» **Supplied data**
▼
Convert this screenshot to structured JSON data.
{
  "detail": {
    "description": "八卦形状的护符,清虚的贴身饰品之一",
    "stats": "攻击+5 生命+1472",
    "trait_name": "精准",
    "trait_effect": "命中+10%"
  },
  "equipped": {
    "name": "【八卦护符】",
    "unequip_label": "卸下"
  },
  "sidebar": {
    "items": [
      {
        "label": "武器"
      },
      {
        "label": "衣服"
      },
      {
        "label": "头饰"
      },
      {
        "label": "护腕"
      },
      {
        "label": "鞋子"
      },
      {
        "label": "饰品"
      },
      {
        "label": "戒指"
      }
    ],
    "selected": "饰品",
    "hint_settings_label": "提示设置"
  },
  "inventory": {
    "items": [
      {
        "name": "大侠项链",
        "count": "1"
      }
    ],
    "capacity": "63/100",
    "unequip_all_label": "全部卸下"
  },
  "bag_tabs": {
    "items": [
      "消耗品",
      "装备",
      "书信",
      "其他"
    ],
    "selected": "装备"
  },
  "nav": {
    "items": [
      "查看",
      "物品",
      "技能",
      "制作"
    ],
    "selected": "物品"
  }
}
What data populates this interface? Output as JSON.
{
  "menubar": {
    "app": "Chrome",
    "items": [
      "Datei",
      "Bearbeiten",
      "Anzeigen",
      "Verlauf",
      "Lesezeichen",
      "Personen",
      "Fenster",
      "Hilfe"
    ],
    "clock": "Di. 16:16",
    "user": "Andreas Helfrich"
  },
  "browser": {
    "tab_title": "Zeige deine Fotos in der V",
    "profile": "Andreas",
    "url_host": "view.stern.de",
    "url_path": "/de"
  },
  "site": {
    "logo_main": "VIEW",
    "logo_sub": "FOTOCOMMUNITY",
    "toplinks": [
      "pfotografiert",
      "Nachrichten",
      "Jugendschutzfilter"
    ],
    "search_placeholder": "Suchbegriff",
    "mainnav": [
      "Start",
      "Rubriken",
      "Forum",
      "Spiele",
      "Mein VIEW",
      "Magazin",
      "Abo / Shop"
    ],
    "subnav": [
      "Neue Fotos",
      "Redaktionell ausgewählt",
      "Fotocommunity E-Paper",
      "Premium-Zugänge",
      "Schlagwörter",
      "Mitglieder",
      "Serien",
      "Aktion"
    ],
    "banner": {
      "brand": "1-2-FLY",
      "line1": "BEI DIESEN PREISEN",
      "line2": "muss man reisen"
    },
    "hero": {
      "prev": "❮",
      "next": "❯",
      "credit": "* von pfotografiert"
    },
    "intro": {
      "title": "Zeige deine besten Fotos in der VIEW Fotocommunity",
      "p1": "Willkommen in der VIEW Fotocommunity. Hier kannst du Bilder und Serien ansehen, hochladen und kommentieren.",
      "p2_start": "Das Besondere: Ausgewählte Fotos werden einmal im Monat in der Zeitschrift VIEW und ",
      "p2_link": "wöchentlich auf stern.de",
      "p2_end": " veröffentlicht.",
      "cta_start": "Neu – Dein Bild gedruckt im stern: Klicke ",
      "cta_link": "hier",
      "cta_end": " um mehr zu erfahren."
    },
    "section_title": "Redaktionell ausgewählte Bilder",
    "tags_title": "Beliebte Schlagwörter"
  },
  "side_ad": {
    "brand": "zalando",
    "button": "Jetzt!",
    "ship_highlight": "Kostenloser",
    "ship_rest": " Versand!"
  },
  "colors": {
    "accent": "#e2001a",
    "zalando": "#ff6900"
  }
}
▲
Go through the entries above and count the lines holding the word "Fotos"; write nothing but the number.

» **Task result**
4